It's a comic life for Amanda Brown, DVM

It's a comic life for Amanda Brown, DVM

Introducing an online graphic novel, Generation Vet.
source-image
Nov 24, 2009
By dvm360.com staff
Untitled Document

 What do you get when you cross an animal health professional who has a dream to become a comic book artist with a veterinarian with a penchant for writing? A brand new online graphic novel featuring the highs and lows of a single female veterinarian, Amanda Brown, DVM. The graphic novel, Generation Vet, made its debut in September.

Fulfilling their dreams of comic book stardom and writing fame, respectively, are the illustrator Phillip Barnes, a former graphic artist who now works for Wedgewood Pharmacy, and the writer Dr. Hillary Israeli, a practitioner at Ivens-Bronstein Veterinary Hospital in Ardmore, Pa. Three brief episodes, or minisodes, have been created so far. Barnes says that because of an increasing fan base and request for more content, new minisodes will be posted on the 15th of every month.

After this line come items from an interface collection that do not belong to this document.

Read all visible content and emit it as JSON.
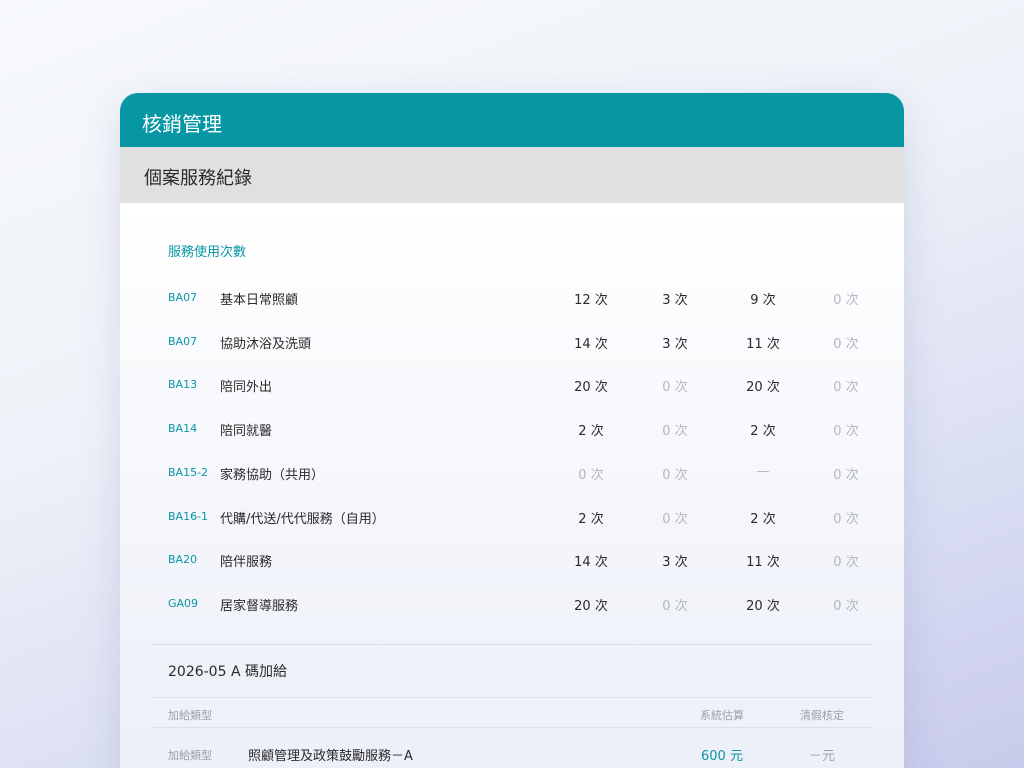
{
  "header": {
    "title": "核銷管理"
  },
  "subheader": {
    "title": "個案服務紀錄"
  },
  "usage": {
    "section_title": "服務使用次數",
    "rows": [
      {
        "code": "BA07",
        "name": "基本日常照顧",
        "c1": "12 次",
        "c2": "3 次",
        "c3": "9 次",
        "c4": "0 次"
      },
      {
        "code": "BA07",
        "name": "協助沐浴及洗頭",
        "c1": "14 次",
        "c2": "3 次",
        "c3": "11 次",
        "c4": "0 次"
      },
      {
        "code": "BA13",
        "name": "陪同外出",
        "c1": "20 次",
        "c2": "0 次",
        "c3": "20 次",
        "c4": "0 次"
      },
      {
        "code": "BA14",
        "name": "陪同就醫",
        "c1": "2 次",
        "c2": "0 次",
        "c3": "2 次",
        "c4": "0 次"
      },
      {
        "code": "BA15-2",
        "name": "家務協助（共用）",
        "c1": "0 次",
        "c2": "0 次",
        "c3": "—",
        "c4": "0 次"
      },
      {
        "code": "BA16-1",
        "name": "代購/代送/代代服務（自用）",
        "c1": "2 次",
        "c2": "0 次",
        "c3": "2 次",
        "c4": "0 次"
      },
      {
        "code": "BA20",
        "name": "陪伴服務",
        "c1": "14 次",
        "c2": "3 次",
        "c3": "11 次",
        "c4": "0 次"
      },
      {
        "code": "GA09",
        "name": "居家督導服務",
        "c1": "20 次",
        "c2": "0 次",
        "c3": "20 次",
        "c4": "0 次"
      }
    ]
  },
  "bonus": {
    "title": "2026-05  A 碼加給",
    "headers": {
      "type": "加給類型",
      "estimate": "系統估算",
      "verified": "清假核定"
    },
    "rows": [
      {
        "type": "加給類型",
        "name": "照顧管理及政策鼓勵服務－A",
        "estimate": "600 元",
        "verified": "－元"
      }
    ]
  }
}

Barnes and Dr. Israeli say the minisodes are geared toward Generation X and Y veterinarians and reflect the veterinary industry's demographic shift to young women working in suburban companion-animal practices.

All of the minisodes are available on YouTube at www.youtube.com/AmandaBrownDVM. Between minisodes, Amanda Brown, DVM, also interacts with fans through Facebook posts at www.generationvet.com and tweets at twitter.com/AmandaBrownDVM.

Hot topics on dvm360

Blog: Election results pose obstacles for veterinary prescription law

Flip in U.S. Senate's majority may slow progress of Fairness to Pet Owners Act.

The war between shelters, veterinarians needs to end

Despite practitioners’ legitimate gripes, they’re hurting themselves.

7 steps to a better relationship between veterinarians and rescue groups

A DVM in the city shares his advice to veterinary practices for working with rescues.

Making it work: Cavanaugh Pet Hospital dedicates itself to a positive, productive shelter relationship

Watch "Moustakas" benefit from Cavanaugh Pet Hospital's partnership with Furry Kids Refuge.

Ebola-exposed dog's first test for the virus is negative

Bentley will continue to be treated with an abundance of caution for the remainder of his quarantine, while his owner has been declared 'virus-free.'